On June 27, hundreds of Cambodian security personnel violently dispersed a group of striking NagaWorld casino workers, beating the mostly female crowd and leaving 10 people injured.
Since December 2021, staff at the casino in Phnom Penh have engaged in organized strikes against layoffs at NagaWorld, which is Cambodia’s largest casino and one of the capital’s major employers. The strike and accompanying protests have resulted in the arrests of hundreds of protestors and raised the ire of government officials and state-run papers, who have wrongfully claimed that the worker strike was instigated by foreign agents. However, NagaWorld itself is not a native project: it is owned by Chinese-Malaysian businessman Chen Lip Keong and is publicly listed on the Hong Kong Stock Exchange. NagaWorld is just one foreign-owned casino among many that have produced a host of new social challenges in recent years.

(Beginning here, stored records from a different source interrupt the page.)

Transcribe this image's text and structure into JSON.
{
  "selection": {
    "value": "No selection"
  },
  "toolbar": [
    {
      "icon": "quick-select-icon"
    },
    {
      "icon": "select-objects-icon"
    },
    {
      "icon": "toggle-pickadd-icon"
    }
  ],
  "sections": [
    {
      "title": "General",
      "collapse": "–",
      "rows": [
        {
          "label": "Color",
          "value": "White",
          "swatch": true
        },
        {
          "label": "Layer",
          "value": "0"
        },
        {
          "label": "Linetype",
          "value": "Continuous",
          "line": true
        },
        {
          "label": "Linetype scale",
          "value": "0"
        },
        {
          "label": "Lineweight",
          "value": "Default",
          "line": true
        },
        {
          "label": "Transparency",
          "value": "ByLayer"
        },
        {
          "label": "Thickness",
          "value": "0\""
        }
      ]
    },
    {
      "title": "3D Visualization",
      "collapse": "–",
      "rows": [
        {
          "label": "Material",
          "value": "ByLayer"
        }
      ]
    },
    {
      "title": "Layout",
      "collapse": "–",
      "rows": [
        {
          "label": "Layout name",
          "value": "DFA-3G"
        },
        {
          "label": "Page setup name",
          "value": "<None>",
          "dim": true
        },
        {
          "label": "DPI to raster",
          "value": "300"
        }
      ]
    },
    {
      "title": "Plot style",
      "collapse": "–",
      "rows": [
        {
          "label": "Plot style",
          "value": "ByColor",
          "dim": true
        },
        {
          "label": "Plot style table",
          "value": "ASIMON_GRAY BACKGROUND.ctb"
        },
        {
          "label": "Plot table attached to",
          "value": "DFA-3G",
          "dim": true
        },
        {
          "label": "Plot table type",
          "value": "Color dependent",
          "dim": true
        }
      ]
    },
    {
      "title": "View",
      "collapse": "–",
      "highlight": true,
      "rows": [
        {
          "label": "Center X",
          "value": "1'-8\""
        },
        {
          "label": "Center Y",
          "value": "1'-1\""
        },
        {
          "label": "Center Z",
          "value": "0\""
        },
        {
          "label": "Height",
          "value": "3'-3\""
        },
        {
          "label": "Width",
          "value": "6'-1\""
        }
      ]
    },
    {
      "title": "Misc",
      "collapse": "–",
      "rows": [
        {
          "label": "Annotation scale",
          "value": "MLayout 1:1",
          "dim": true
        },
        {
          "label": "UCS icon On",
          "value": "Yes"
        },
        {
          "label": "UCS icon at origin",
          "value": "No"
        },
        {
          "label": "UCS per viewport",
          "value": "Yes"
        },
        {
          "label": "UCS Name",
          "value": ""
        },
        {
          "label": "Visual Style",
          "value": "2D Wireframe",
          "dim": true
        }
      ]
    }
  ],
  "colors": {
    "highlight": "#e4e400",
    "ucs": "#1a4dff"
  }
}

Gambling and foreign-backed casinos are not new in Cambodia’s history. Foreign travelers have encountered Chinese-owned casinos in Phnom Penh as early as the sixteenth century. However, the gambling industry in Cambodia exploded in 2017, when Chinese-funded casinos took over the once-sleepy beach town of Sihanoukville and initiated an arrival of Chinese tourists seeking to gamble abroad, something that is illegal in China outside Macau. Sihanoukville was transformed by the influx of casinos and accompanying Chinese hotels, restaurants, and karaoke clubs, and Chinese nationals came to own 90 percent of businesses in the city.